=== Task material ===

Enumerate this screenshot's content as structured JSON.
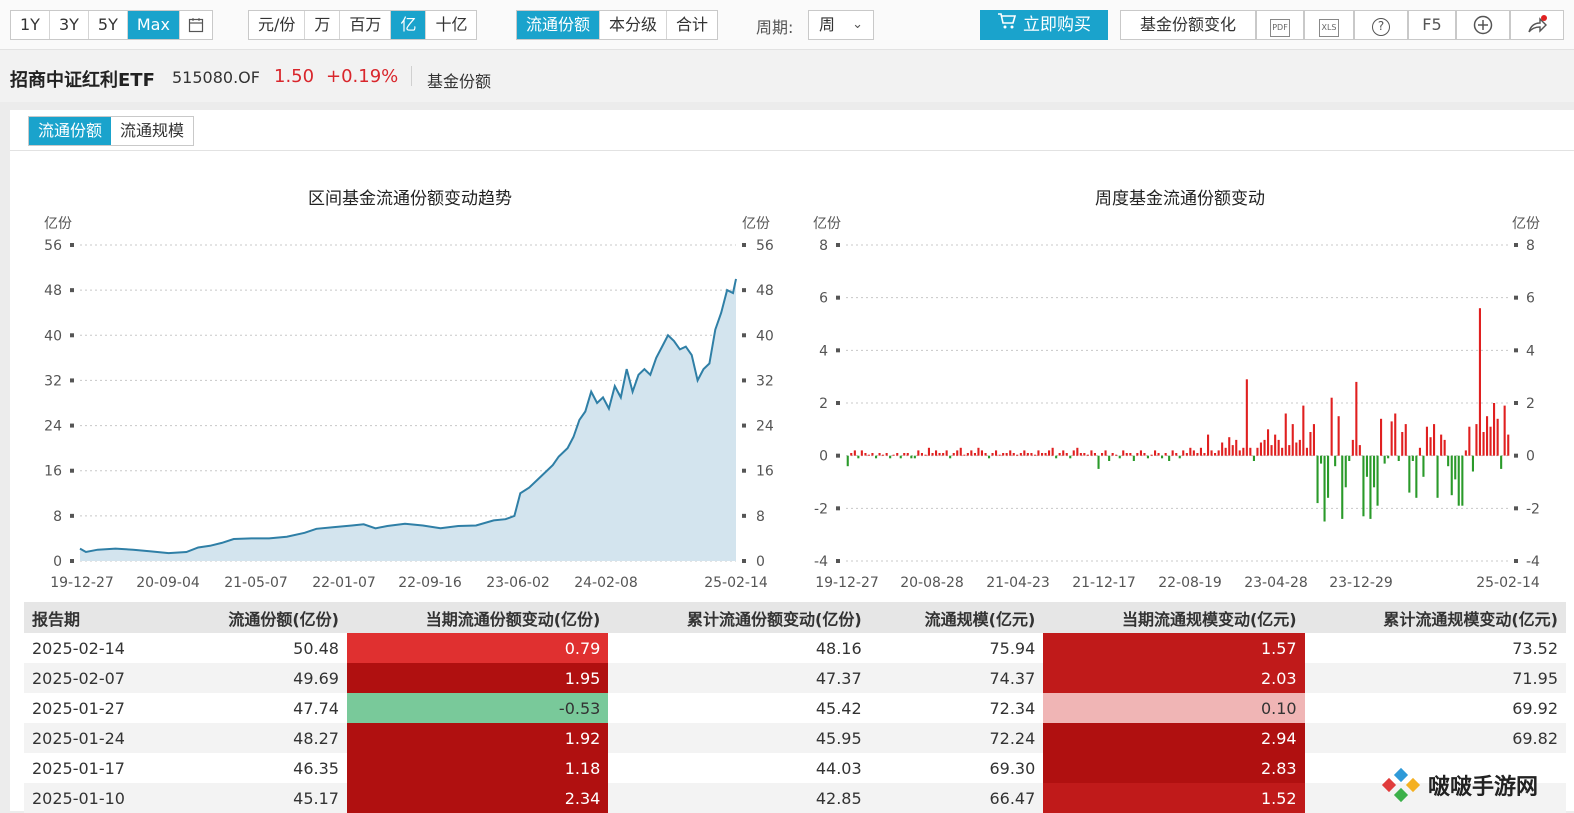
{
  "toolbar": {
    "range_tabs": [
      "1Y",
      "3Y",
      "5Y",
      "Max"
    ],
    "range_active": "Max",
    "unit_tabs": [
      "元/份",
      "万",
      "百万",
      "亿",
      "十亿"
    ],
    "unit_active": "亿",
    "mode_tabs": [
      "流通份额",
      "本分级",
      "合计"
    ],
    "mode_active": "流通份额",
    "period_label": "周期:",
    "period_value": "周",
    "buy_label": "立即购买",
    "share_change_label": "基金份额变化",
    "pdf_label": "PDF",
    "xls_label": "XLS",
    "help_label": "?",
    "f5_label": "F5"
  },
  "fund": {
    "name": "招商中证红利ETF",
    "code": "515080.OF",
    "price": "1.50",
    "change": "+0.19%",
    "section": "基金份额"
  },
  "subtabs": [
    "流通份额",
    "流通规模"
  ],
  "subtab_active": "流通份额",
  "chart_data": [
    {
      "type": "area",
      "title": "区间基金流通份额变动趋势",
      "ylabel_left": "亿份",
      "ylabel_right": "亿份",
      "ylim": [
        0,
        56
      ],
      "yticks": [
        0,
        8,
        16,
        24,
        32,
        40,
        48,
        56
      ],
      "xticks": [
        "19-12-27",
        "20-09-04",
        "21-05-07",
        "22-01-07",
        "22-09-16",
        "23-06-02",
        "24-02-08",
        "25-02-14"
      ],
      "x_fraction_label_note": "",
      "points": [
        [
          0.0,
          2.2
        ],
        [
          0.01,
          1.6
        ],
        [
          0.03,
          2.0
        ],
        [
          0.06,
          2.2
        ],
        [
          0.09,
          2.0
        ],
        [
          0.12,
          1.7
        ],
        [
          0.15,
          1.4
        ],
        [
          0.18,
          1.6
        ],
        [
          0.2,
          2.4
        ],
        [
          0.22,
          2.7
        ],
        [
          0.24,
          3.2
        ],
        [
          0.26,
          3.9
        ],
        [
          0.29,
          4.0
        ],
        [
          0.32,
          4.0
        ],
        [
          0.35,
          4.3
        ],
        [
          0.38,
          5.0
        ],
        [
          0.4,
          5.7
        ],
        [
          0.43,
          6.0
        ],
        [
          0.46,
          6.3
        ],
        [
          0.48,
          6.5
        ],
        [
          0.5,
          5.8
        ],
        [
          0.52,
          6.2
        ],
        [
          0.55,
          6.6
        ],
        [
          0.58,
          6.3
        ],
        [
          0.61,
          5.8
        ],
        [
          0.64,
          6.2
        ],
        [
          0.67,
          6.3
        ],
        [
          0.7,
          7.2
        ],
        [
          0.72,
          7.4
        ],
        [
          0.735,
          8.0
        ],
        [
          0.745,
          12.0
        ],
        [
          0.76,
          13.0
        ],
        [
          0.78,
          15.0
        ],
        [
          0.8,
          17.0
        ],
        [
          0.81,
          18.5
        ],
        [
          0.825,
          20.0
        ],
        [
          0.835,
          22.0
        ],
        [
          0.845,
          25.0
        ],
        [
          0.855,
          26.5
        ],
        [
          0.865,
          30.0
        ],
        [
          0.875,
          28.0
        ],
        [
          0.885,
          29.0
        ],
        [
          0.895,
          27.0
        ],
        [
          0.905,
          31.0
        ],
        [
          0.915,
          29.0
        ],
        [
          0.925,
          34.0
        ],
        [
          0.935,
          30.0
        ],
        [
          0.945,
          33.0
        ],
        [
          0.955,
          34.0
        ],
        [
          0.965,
          33.0
        ],
        [
          0.975,
          36.0
        ],
        [
          0.985,
          38.0
        ],
        [
          0.995,
          40.0
        ],
        [
          1.005,
          39.0
        ],
        [
          1.015,
          37.5
        ],
        [
          1.025,
          38.0
        ],
        [
          1.035,
          36.5
        ],
        [
          1.045,
          32.0
        ],
        [
          1.055,
          34.0
        ],
        [
          1.065,
          35.0
        ],
        [
          1.075,
          41.0
        ],
        [
          1.085,
          44.0
        ],
        [
          1.095,
          48.0
        ],
        [
          1.105,
          47.5
        ],
        [
          1.11,
          50.0
        ]
      ]
    },
    {
      "type": "bar",
      "title": "周度基金流通份额变动",
      "ylabel_left": "亿份",
      "ylabel_right": "亿份",
      "ylim": [
        -4,
        8
      ],
      "yticks": [
        -4,
        -2,
        0,
        2,
        4,
        6,
        8
      ],
      "xticks": [
        "19-12-27",
        "20-08-28",
        "21-04-23",
        "21-12-17",
        "22-08-19",
        "23-04-28",
        "23-12-29",
        "25-02-14"
      ],
      "bars": [
        -0.4,
        0.1,
        0.2,
        -0.1,
        0.2,
        0.1,
        0.0,
        0.1,
        -0.1,
        0.1,
        0.0,
        0.1,
        -0.1,
        0.0,
        0.1,
        -0.1,
        0.1,
        0.1,
        -0.1,
        -0.1,
        0.2,
        0.1,
        0.0,
        0.3,
        0.1,
        0.2,
        0.1,
        0.1,
        0.2,
        -0.1,
        0.1,
        0.2,
        0.3,
        0.0,
        0.1,
        0.2,
        0.1,
        0.3,
        0.2,
        0.1,
        -0.1,
        0.1,
        0.2,
        0.0,
        0.1,
        0.1,
        0.2,
        0.1,
        0.0,
        0.1,
        0.2,
        0.1,
        0.1,
        0.0,
        0.2,
        0.1,
        0.1,
        0.2,
        0.3,
        -0.1,
        0.1,
        0.2,
        0.1,
        -0.1,
        0.2,
        0.3,
        0.1,
        0.1,
        0.0,
        0.2,
        0.1,
        -0.5,
        0.1,
        0.2,
        -0.2,
        0.1,
        0.0,
        -0.1,
        0.2,
        0.1,
        0.1,
        -0.2,
        0.1,
        0.2,
        0.1,
        -0.1,
        0.0,
        0.2,
        0.1,
        -0.1,
        0.1,
        -0.2,
        0.2,
        0.1,
        -0.1,
        0.2,
        0.1,
        0.3,
        0.2,
        0.1,
        0.3,
        0.1,
        0.8,
        0.2,
        0.1,
        0.2,
        0.5,
        0.3,
        0.7,
        0.4,
        0.6,
        0.2,
        0.3,
        2.9,
        0.3,
        -0.2,
        0.3,
        0.5,
        0.6,
        1.0,
        0.4,
        0.8,
        0.6,
        0.3,
        1.6,
        0.4,
        1.2,
        0.5,
        0.6,
        1.9,
        0.3,
        0.9,
        1.2,
        -1.8,
        -0.3,
        -2.5,
        -1.6,
        2.2,
        -0.4,
        1.5,
        -2.4,
        -1.2,
        -0.2,
        0.6,
        2.8,
        0.4,
        -2.3,
        -0.8,
        -2.4,
        -1.2,
        -1.9,
        1.4,
        -0.3,
        -0.1,
        1.3,
        1.6,
        -0.2,
        0.9,
        1.2,
        -1.4,
        -0.2,
        -1.6,
        0.3,
        -0.8,
        1.1,
        0.7,
        1.2,
        -1.6,
        0.8,
        0.6,
        -0.4,
        -1.5,
        -0.9,
        -1.9,
        -1.9,
        0.2,
        1.1,
        -0.6,
        1.2,
        5.6,
        0.9,
        1.5,
        1.1,
        2.0,
        1.4,
        -0.5,
        1.9,
        0.8
      ]
    }
  ],
  "table": {
    "headers": [
      "报告期",
      "流通份额(亿份)",
      "当期流通份额变动(亿份)",
      "累计流通份额变动(亿份)",
      "流通规模(亿元)",
      "当期流通规模变动(亿元)",
      "累计流通规模变动(亿元)"
    ],
    "rows": [
      {
        "date": "2025-02-14",
        "shares": "50.48",
        "chg": "0.79",
        "cum": "48.16",
        "scale": "75.94",
        "scale_chg": "1.57",
        "scale_cum": "73.52",
        "chg_color": "#e03030",
        "scale_chg_color": "#c01a1a"
      },
      {
        "date": "2025-02-07",
        "shares": "49.69",
        "chg": "1.95",
        "cum": "47.37",
        "scale": "74.37",
        "scale_chg": "2.03",
        "scale_cum": "71.95",
        "chg_color": "#b01010",
        "scale_chg_color": "#c01a1a"
      },
      {
        "date": "2025-01-27",
        "shares": "47.74",
        "chg": "-0.53",
        "cum": "45.42",
        "scale": "72.34",
        "scale_chg": "0.10",
        "scale_cum": "69.92",
        "chg_color": "#79c99a",
        "scale_chg_color": "#f0b5b5"
      },
      {
        "date": "2025-01-24",
        "shares": "48.27",
        "chg": "1.92",
        "cum": "45.95",
        "scale": "72.24",
        "scale_chg": "2.94",
        "scale_cum": "69.82",
        "chg_color": "#b01010",
        "scale_chg_color": "#b01010"
      },
      {
        "date": "2025-01-17",
        "shares": "46.35",
        "chg": "1.18",
        "cum": "44.03",
        "scale": "69.30",
        "scale_chg": "2.83",
        "scale_cum": "",
        "chg_color": "#b01010",
        "scale_chg_color": "#b01010"
      },
      {
        "date": "2025-01-10",
        "shares": "45.17",
        "chg": "2.34",
        "cum": "42.85",
        "scale": "66.47",
        "scale_chg": "1.52",
        "scale_cum": "",
        "chg_color": "#b01010",
        "scale_chg_color": "#c01a1a"
      }
    ]
  },
  "watermark": {
    "text": "啵啵手游网"
  },
  "colors": {
    "accent": "#1aa3cc",
    "up": "#e02020",
    "down": "#2a9a2a",
    "line": "#2f7fa6",
    "area": "#d3e4ee"
  }
}
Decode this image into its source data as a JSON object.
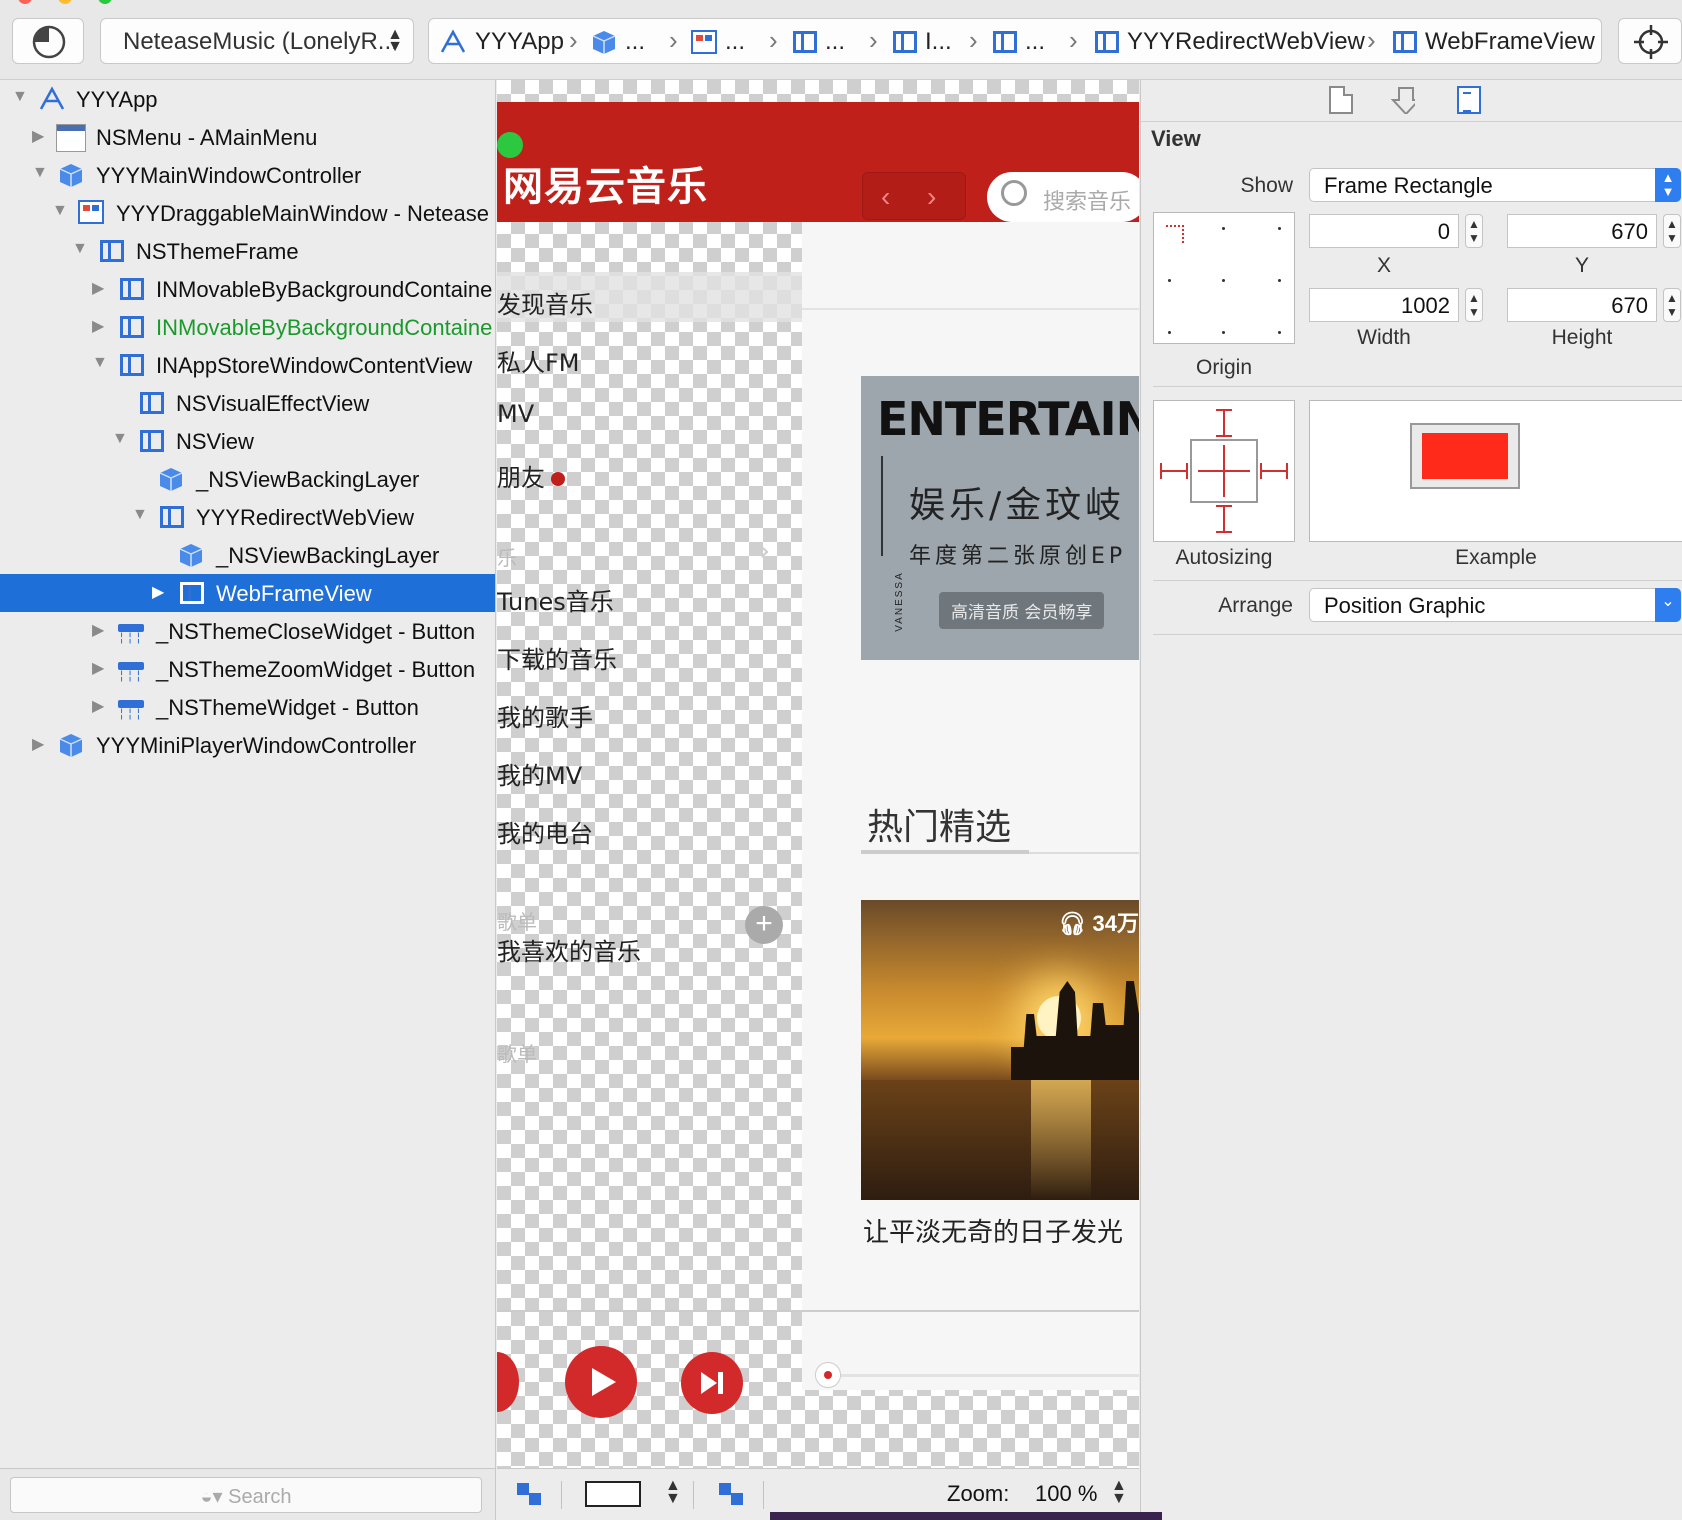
{
  "toolbar": {
    "scheme": "NeteaseMusic (LonelyR...",
    "jump_bar": [
      "YYYApp",
      "...",
      "...",
      "...",
      "I...",
      "...",
      "YYYRedirectWebView",
      "WebFrameView"
    ]
  },
  "outline": {
    "items": [
      {
        "label": "YYYApp",
        "icon": "app-icon"
      },
      {
        "label": "NSMenu - AMainMenu",
        "icon": "menu-icon"
      },
      {
        "label": "YYYMainWindowController",
        "icon": "object-cube-icon"
      },
      {
        "label": "YYYDraggableMainWindow - Netease",
        "icon": "window-icon"
      },
      {
        "label": "NSThemeFrame",
        "icon": "view-icon"
      },
      {
        "label": "INMovableByBackgroundContaine",
        "icon": "view-icon"
      },
      {
        "label": "INMovableByBackgroundContaine",
        "icon": "view-icon",
        "color": "#1b9a2c"
      },
      {
        "label": "INAppStoreWindowContentView",
        "icon": "view-icon"
      },
      {
        "label": "NSVisualEffectView",
        "icon": "view-icon"
      },
      {
        "label": "NSView",
        "icon": "view-icon"
      },
      {
        "label": "_NSViewBackingLayer",
        "icon": "layer-cube-icon"
      },
      {
        "label": "YYYRedirectWebView",
        "icon": "view-icon"
      },
      {
        "label": "_NSViewBackingLayer",
        "icon": "layer-cube-icon"
      },
      {
        "label": "WebFrameView",
        "icon": "view-icon",
        "selected": true
      },
      {
        "label": "_NSThemeCloseWidget - Button",
        "icon": "button-widget-icon"
      },
      {
        "label": "_NSThemeZoomWidget - Button",
        "icon": "button-widget-icon"
      },
      {
        "label": "_NSThemeWidget - Button",
        "icon": "button-widget-icon"
      },
      {
        "label": "YYYMiniPlayerWindowController",
        "icon": "object-cube-icon"
      }
    ],
    "search_placeholder": "Search"
  },
  "canvas": {
    "app_logo": "网易云音乐",
    "search_placeholder": "搜索音乐",
    "sidebar": [
      {
        "label": "发现音乐"
      },
      {
        "label": "私人FM"
      },
      {
        "label": "MV"
      },
      {
        "label": "朋友"
      },
      {
        "label": "乐",
        "muted": true
      },
      {
        "label": "Tunes音乐"
      },
      {
        "label": "下载的音乐"
      },
      {
        "label": "我的歌手"
      },
      {
        "label": "我的MV"
      },
      {
        "label": "我的电台"
      },
      {
        "label": "歌单",
        "muted": true
      },
      {
        "label": "我喜欢的音乐"
      },
      {
        "label": "歌单",
        "muted": true
      }
    ],
    "banner": {
      "headline": "ENTERTAINME",
      "title": "娱乐/金玟岐",
      "subtitle": "年度第二张原创EP",
      "badge": "高清音质 会员畅享",
      "artist_vertical": "VANESSA"
    },
    "section_title": "热门精选",
    "card": {
      "plays": "34万",
      "caption": "让平淡无奇的日子发光"
    },
    "zoom_label": "Zoom:",
    "zoom_value": "100 %"
  },
  "inspector": {
    "section": "View",
    "show_label": "Show",
    "show_value": "Frame Rectangle",
    "x_value": "0",
    "y_value": "670",
    "width_value": "1002",
    "height_value": "670",
    "x_label": "X",
    "y_label": "Y",
    "width_label": "Width",
    "height_label": "Height",
    "origin_label": "Origin",
    "autosizing_label": "Autosizing",
    "example_label": "Example",
    "arrange_label": "Arrange",
    "arrange_value": "Position Graphic",
    "colors": {
      "accent": "#1f6fd8",
      "example_fill": "#ff2a1a",
      "autosize_struts": "#d03030"
    }
  }
}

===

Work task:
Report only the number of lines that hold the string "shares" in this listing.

Output for this task:
6